Projects hosted by the Hyperledger Project
Premier members of the Hyperledger Project include major IT vendors such as Fujitsu, banking giants such as US's JP Morgan and Germany's Deutsche Bank, US credit card giant American Express, major German automotive company Daimler, and leading French aircraft manufacturer Airbus.
A Testbed Using Hyperledger Project Outcomes Launched in Japan
The outcomes of the Hyperledger Project will be reflected in blockchain-related products of the project's member companies. For example, in June 2017, Fujitsu developed software based on Fujitsu VPX (Virtual Private digital eXchange) that applies blockchain to control access to distributed data. This new software is based on Hyperledger Fabric, a blockchain framework that is one of the Hyperledger projects; it was created by developing proprietary smart contracts executed on blockchain.
Hyperledger Fabric is also employed for the Fujitsu cloud service used by the Japanese Bankers Association (JBA) as a testbed environment for financial services based on blockchain technologies. This testbed environment, called the "Collaborative Blockchain Platform," is implemented on FUJITSU Cloud Service K5 using Hyperledger Fabric as the blockchain platform.
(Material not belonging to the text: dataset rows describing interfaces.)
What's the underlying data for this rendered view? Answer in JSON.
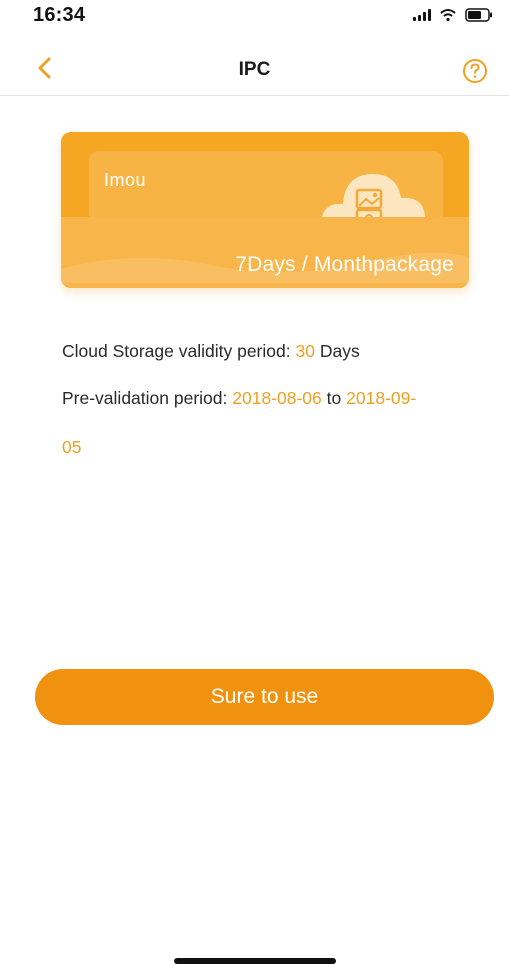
{
  "status_bar": {
    "time": "16:34",
    "icons": [
      "signal-icon",
      "wifi-icon",
      "battery-icon"
    ]
  },
  "nav": {
    "title": "IPC",
    "back_icon": "chevron-left-icon",
    "help_icon": "question-circle-icon"
  },
  "card": {
    "brand": "Imou",
    "package_label": "7Days / Monthpackage",
    "icon": "cloud-storage-icon"
  },
  "info": {
    "validity_label": "Cloud Storage validity period:",
    "validity_value": "30",
    "validity_unit": "Days",
    "pre_label": "Pre-validation period:",
    "pre_start": "2018-08-06",
    "pre_to": "to",
    "pre_end_part1": "2018-09-",
    "pre_end_part2": "05"
  },
  "actions": {
    "sure_label": "Sure to use"
  },
  "colors": {
    "accent": "#f0920f",
    "accent_text": "#f0a020",
    "card": "#f5a623"
  }
}
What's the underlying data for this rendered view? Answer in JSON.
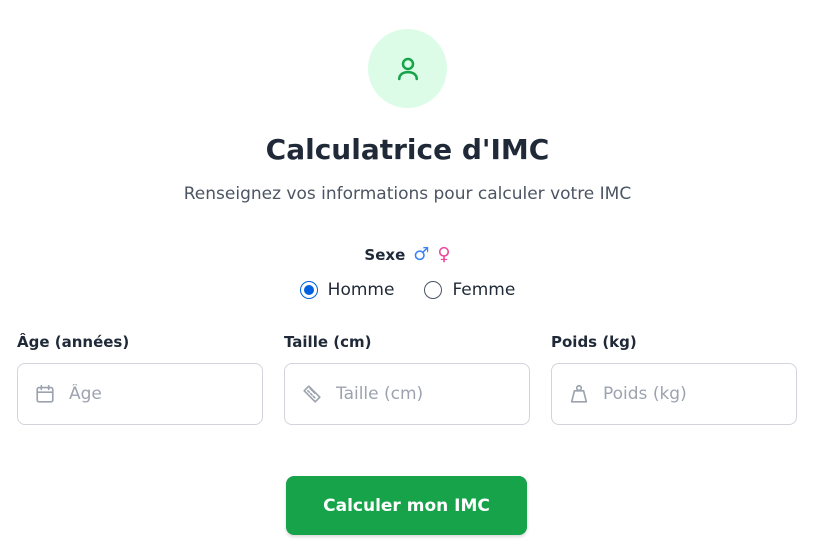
{
  "colors": {
    "accent": "#16a34a",
    "accent_light": "#dcfce7",
    "radio_selected": "#0060df",
    "male_symbol": "#3b82f6",
    "female_symbol": "#ec4899"
  },
  "header": {
    "icon": "user-icon",
    "title": "Calculatrice d'IMC",
    "subtitle": "Renseignez vos informations pour calculer votre IMC"
  },
  "sex": {
    "label": "Sexe",
    "male_symbol": "♂",
    "female_symbol": "♀",
    "options": [
      {
        "label": "Homme",
        "selected": true
      },
      {
        "label": "Femme",
        "selected": false
      }
    ]
  },
  "fields": [
    {
      "label": "Âge (années)",
      "placeholder": "Âge",
      "value": "",
      "icon": "calendar-icon"
    },
    {
      "label": "Taille (cm)",
      "placeholder": "Taille (cm)",
      "value": "",
      "icon": "ruler-icon"
    },
    {
      "label": "Poids (kg)",
      "placeholder": "Poids (kg)",
      "value": "",
      "icon": "weight-icon"
    }
  ],
  "submit": {
    "label": "Calculer mon IMC"
  }
}
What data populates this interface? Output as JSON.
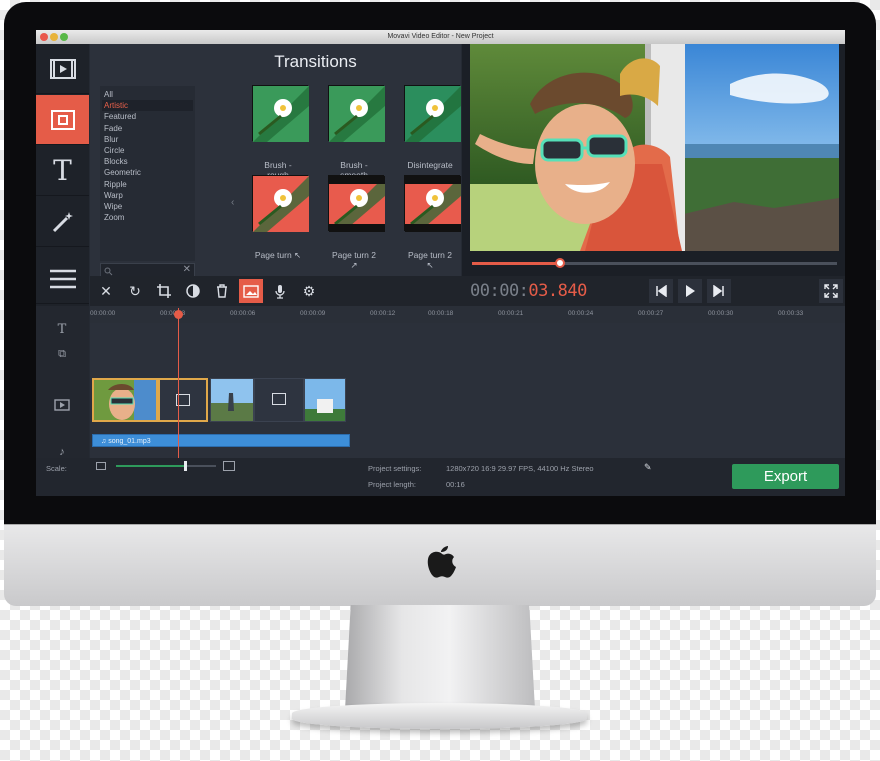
{
  "window": {
    "title": "Movavi Video Editor - New Project"
  },
  "sidebar": {
    "items": [
      {
        "name": "import",
        "icon": "film-icon"
      },
      {
        "name": "transitions",
        "icon": "transitions-icon",
        "active": true
      },
      {
        "name": "titles",
        "icon": "text-icon",
        "glyph": "T"
      },
      {
        "name": "filters",
        "icon": "magic-wand-icon"
      },
      {
        "name": "more",
        "icon": "menu-icon"
      }
    ]
  },
  "transitions": {
    "title": "Transitions",
    "categories": [
      "All",
      "Artistic",
      "Featured",
      "Fade",
      "Blur",
      "Circle",
      "Blocks",
      "Geometric",
      "Ripple",
      "Warp",
      "Wipe",
      "Zoom"
    ],
    "selected_category": "Artistic",
    "items": [
      {
        "label": "Brush -\nrough"
      },
      {
        "label": "Brush -\nsmooth"
      },
      {
        "label": "Disintegrate"
      },
      {
        "label": "Page turn ↖"
      },
      {
        "label": "Page turn 2\n↗"
      },
      {
        "label": "Page turn 2\n↖"
      }
    ]
  },
  "player": {
    "timecode_dim": "00:00:",
    "timecode_hot": "03.840",
    "progress": 0.24
  },
  "ruler": {
    "ticks": [
      "00:00:00",
      "00:00:03",
      "00:00:06",
      "00:00:09",
      "00:00:12",
      "00:00:18",
      "00:00:21",
      "00:00:24",
      "00:00:27",
      "00:00:30",
      "00:00:33"
    ]
  },
  "audio": {
    "clip_name": "♫ song_01.mp3"
  },
  "footer": {
    "scale_label": "Scale:",
    "settings_label": "Project settings:",
    "settings_value": "1280x720 16:9 29.97 FPS, 44100 Hz Stereo",
    "length_label": "Project length:",
    "length_value": "00:16",
    "export_label": "Export"
  },
  "colors": {
    "accent": "#e55c48",
    "export": "#2e9a5b",
    "audio": "#3d8ed8"
  }
}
Collaborative Blockchain Platform employed by JBA as a testbed environment
Though blockchain technology already supports a variety of virtual currencies, it has evolved into a new system technology that can be used in a wide range of industries by adding functions (e.g., smart contracts) and the contributions of the Hyperledger Project, which has separated blockchain from virtual currency functions. Olyseum, which I introduced at the beginning of this article, plans to create a new mechanism to connect fans and players using blockchain. For example, Olyseum may use smart contracts to implement a mechanism whereby when a certain number of comments are made that agree with a post, a special message or special piece of content may be transmitted from a player to the people who made the post.
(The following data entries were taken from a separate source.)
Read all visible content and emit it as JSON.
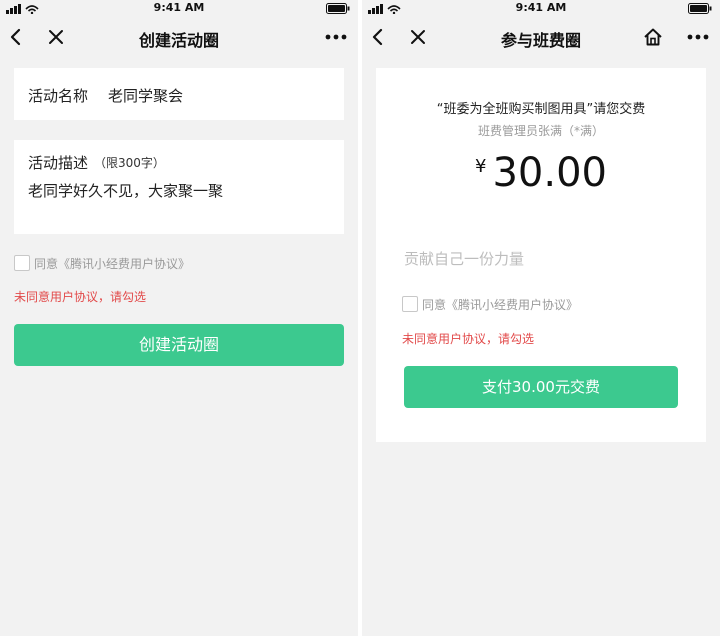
{
  "status_bar": {
    "time": "9:41 AM"
  },
  "left": {
    "title": "创建活动圈",
    "name_label": "活动名称",
    "name_value": "老同学聚会",
    "desc_label": "活动描述",
    "desc_limit": "（限300字）",
    "desc_value": "老同学好久不见，大家聚一聚",
    "agree_text": "同意《腾讯小经费用户协议》",
    "warn_text": "未同意用户协议，请勾选",
    "button_label": "创建活动圈"
  },
  "right": {
    "title": "参与班费圈",
    "pay_title": "“班委为全班购买制图用具”请您交费",
    "manager_text": "班费管理员张满（*满）",
    "currency": "¥",
    "amount": "30.00",
    "contrib_placeholder": "贡献自己一份力量",
    "agree_text": "同意《腾讯小经费用户协议》",
    "warn_text": "未同意用户协议，请勾选",
    "button_label": "支付30.00元交费"
  },
  "icons": {
    "back": "back-chevron-icon",
    "close": "close-icon",
    "more": "more-dots-icon",
    "home": "home-icon",
    "signal": "signal-icon",
    "wifi": "wifi-icon",
    "battery": "battery-icon"
  },
  "colors": {
    "accent": "#3cc98f",
    "warning": "#e24a4a",
    "background": "#f2f2f2"
  }
}
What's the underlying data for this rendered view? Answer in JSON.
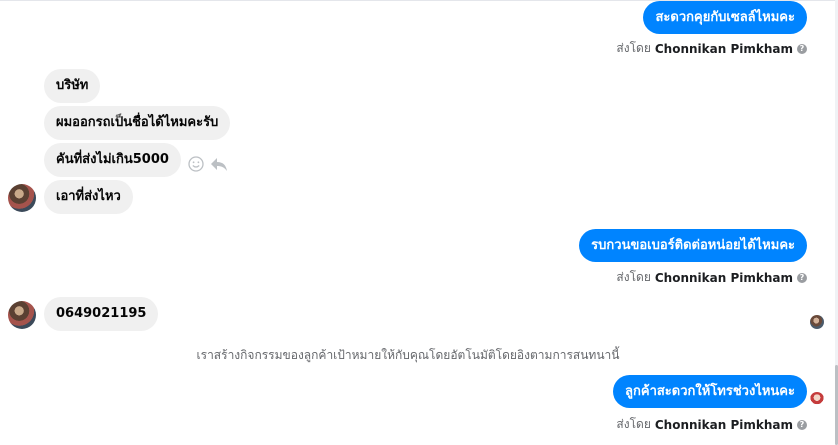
{
  "messages": [
    {
      "id": "out1",
      "text": "สะดวกคุยกับเซลล์ไหมคะ"
    },
    {
      "id": "in1",
      "text": "บริษัท"
    },
    {
      "id": "in2",
      "text": "ผมออกรถเป็นชื่อได้ไหมคะรับ"
    },
    {
      "id": "in3",
      "text": "คันที่ส่งไม่เกิน5000"
    },
    {
      "id": "in4",
      "text": "เอาที่ส่งไหว"
    },
    {
      "id": "out2",
      "text": "รบกวนขอเบอร์ติดต่อหน่อยได้ไหมคะ"
    },
    {
      "id": "in5",
      "text": "0649021195"
    },
    {
      "id": "out3",
      "text": "ลูกค้าสะดวกให้โทรช่วงไหนคะ"
    }
  ],
  "sent_by": {
    "prefix": "ส่งโดย",
    "name": "Chonnikan Pimkham"
  },
  "system_note": "เราสร้างกิจกรรมของลูกค้าเป้าหมายให้กับคุณโดยอัตโนมัติโดยอิงตามการสนทนานี้",
  "icons": {
    "react": "smiley-icon",
    "reply": "reply-icon",
    "info": "info-icon"
  },
  "colors": {
    "outgoing_bubble": "#0084ff",
    "incoming_bubble": "#f0f0f0",
    "muted_text": "#65676b"
  }
}
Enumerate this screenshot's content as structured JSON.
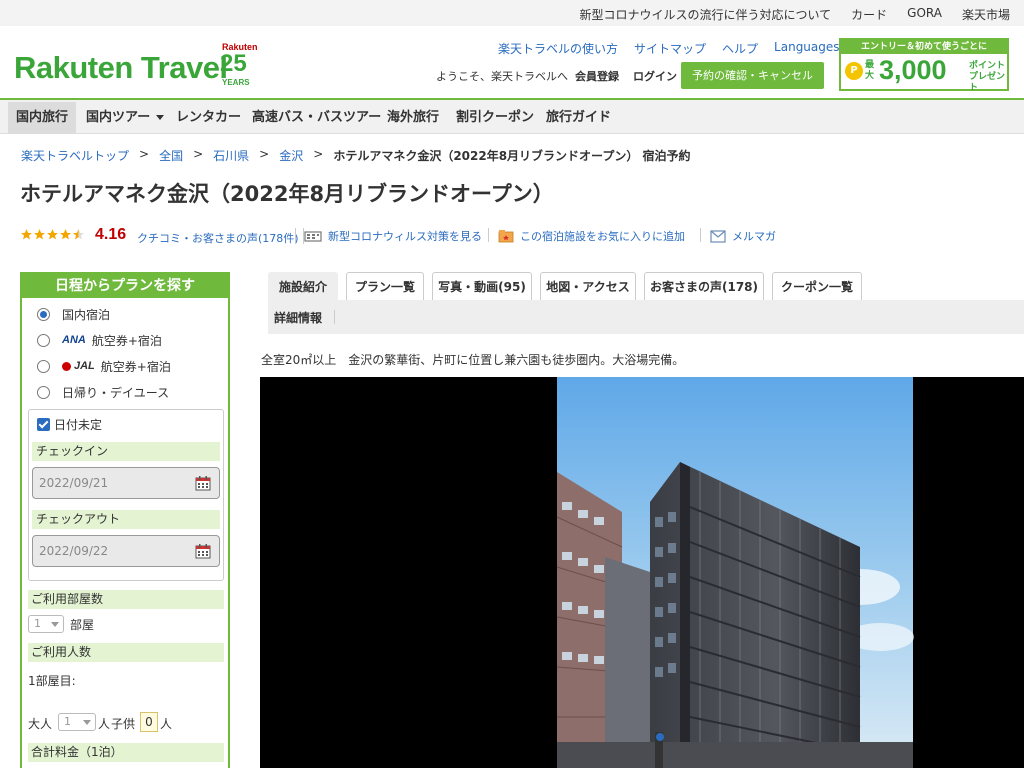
{
  "topbar": {
    "links": [
      "新型コロナウイルスの流行に伴う対応について",
      "カード",
      "GORA",
      "楽天市場"
    ]
  },
  "header": {
    "logo_text": "Rakuten Travel",
    "anniv_brand": "Rakuten",
    "anniv_number": "25",
    "anniv_years": "YEARS",
    "links": [
      "楽天トラベルの使い方",
      "サイトマップ",
      "ヘルプ",
      "Languages"
    ],
    "welcome": "ようこそ、楽天トラベルへ",
    "member_register": "会員登録",
    "login": "ログイン",
    "reserve_button": "予約の確認・キャンセル",
    "promo": {
      "headline": "エントリー＆初めて使うごとに",
      "coin": "P",
      "max": "最大",
      "amount": "3,000",
      "unit": "ポイントプレゼント"
    }
  },
  "nav": {
    "items": [
      "国内旅行",
      "国内ツアー",
      "レンタカー",
      "高速バス・バスツアー",
      "海外旅行",
      "割引クーポン",
      "旅行ガイド"
    ],
    "active": "国内旅行"
  },
  "breadcrumb": {
    "items": [
      "楽天トラベルトップ",
      "全国",
      "石川県",
      "金沢"
    ],
    "separator": ">",
    "current": "ホテルアマネク金沢（2022年8月リブランドオープン） 宿泊予約"
  },
  "hotel": {
    "title": "ホテルアマネク金沢（2022年8月リブランドオープン）",
    "rating": "4.16",
    "rating_value": 4.16,
    "reviews_link": "クチコミ・お客さまの声(178件)",
    "covid_link": "新型コロナウィルス対策を見る",
    "favorite_link": "この宿泊施設をお気に入りに追加",
    "mail_link": "メルマガ",
    "description": "全室20㎡以上　金沢の繁華街、片町に位置し兼六園も徒歩圏内。大浴場完備。"
  },
  "sidebar": {
    "header": "日程からプランを探す",
    "options": [
      {
        "airline": "",
        "label": "国内宿泊",
        "selected": true
      },
      {
        "airline": "ANA",
        "label": "航空券+宿泊",
        "selected": false
      },
      {
        "airline": "JAL",
        "label": "航空券+宿泊",
        "selected": false
      },
      {
        "airline": "",
        "label": "日帰り・デイユース",
        "selected": false
      }
    ],
    "date_undecided": "日付未定",
    "checkin_label": "チェックイン",
    "checkin_value": "2022/09/21",
    "checkout_label": "チェックアウト",
    "checkout_value": "2022/09/22",
    "rooms_label": "ご利用部屋数",
    "rooms_value": "1",
    "rooms_unit": "部屋",
    "guests_label": "ご利用人数",
    "room1_label": "1部屋目:",
    "adult_label": "大人",
    "adult_value": "1",
    "adult_unit": "人",
    "child_label": "子供",
    "child_value": "0",
    "child_unit": "人",
    "total_label": "合計料金（1泊）"
  },
  "tabs": {
    "items": [
      "施設紹介",
      "プラン一覧",
      "写真・動画(95)",
      "地図・アクセス",
      "お客さまの声(178)",
      "クーポン一覧"
    ],
    "active": "施設紹介",
    "subtab": "詳細情報"
  },
  "colors": {
    "brand_green": "#6fb93c",
    "link_blue": "#2a6cbf",
    "rating_red": "#bf0000"
  }
}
Next time, we will look at the benefits of using blockchain and the challenges that blockchain faces today as I introduce application examples that go beyond virtual currencies.
Nikkei BP Intelligence Group Clean Tech Laboratory, Chief Research Officer
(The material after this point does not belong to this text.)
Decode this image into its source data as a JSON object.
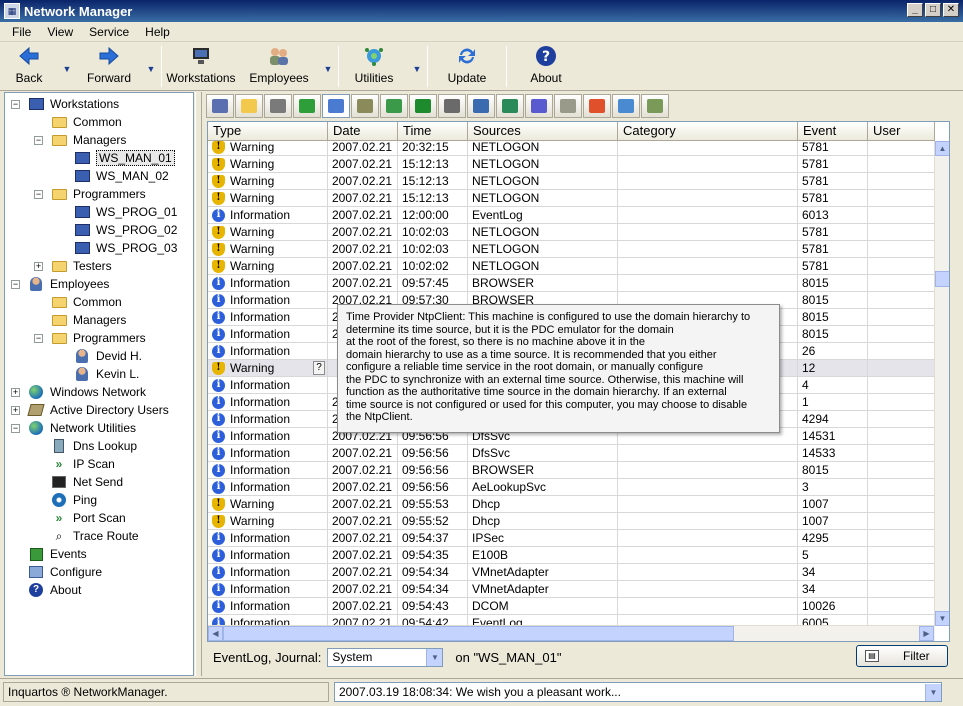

Mr. Hayashi joined Nikkei BP after graduating from Tohoku University's School of Engineering in 1985. As a reporter and editor-in-chief for outlets such as Nikkei Datapro, Nikkei Communications, and Nikkei Network, he has covered stories and written articles on topics such as cutting-edge communications and data processing technologies as well as standardization and productization trends. He consecutively held the post of chief editor for Nikkei BYTE from 2002, Nikkei Network from 2005, and Nikkei Communications from 2007. In January 2014, he became Chief Director of Overseas Operations after acting as publisher for magazines including ITpro, Nikkei Systems, Tech-On!, Nikkei Electronics, Nikkei Monozukuri, and Nikkei Automotive. He has served at his present post since September 2015. Since August 2016, Mr. Hayashi has been writing a regular column, "Creating the Future with Automated Driving," in the Nikkei Digital Edition. Moreover, he published the "Overview of International Automated Driving Development Projects" in December 2016 and the "Overview of International Automated Driving/Connected Cars Development" in December 2017. Mr. Hayashi has also served as a CEATEC Award judge since 2011.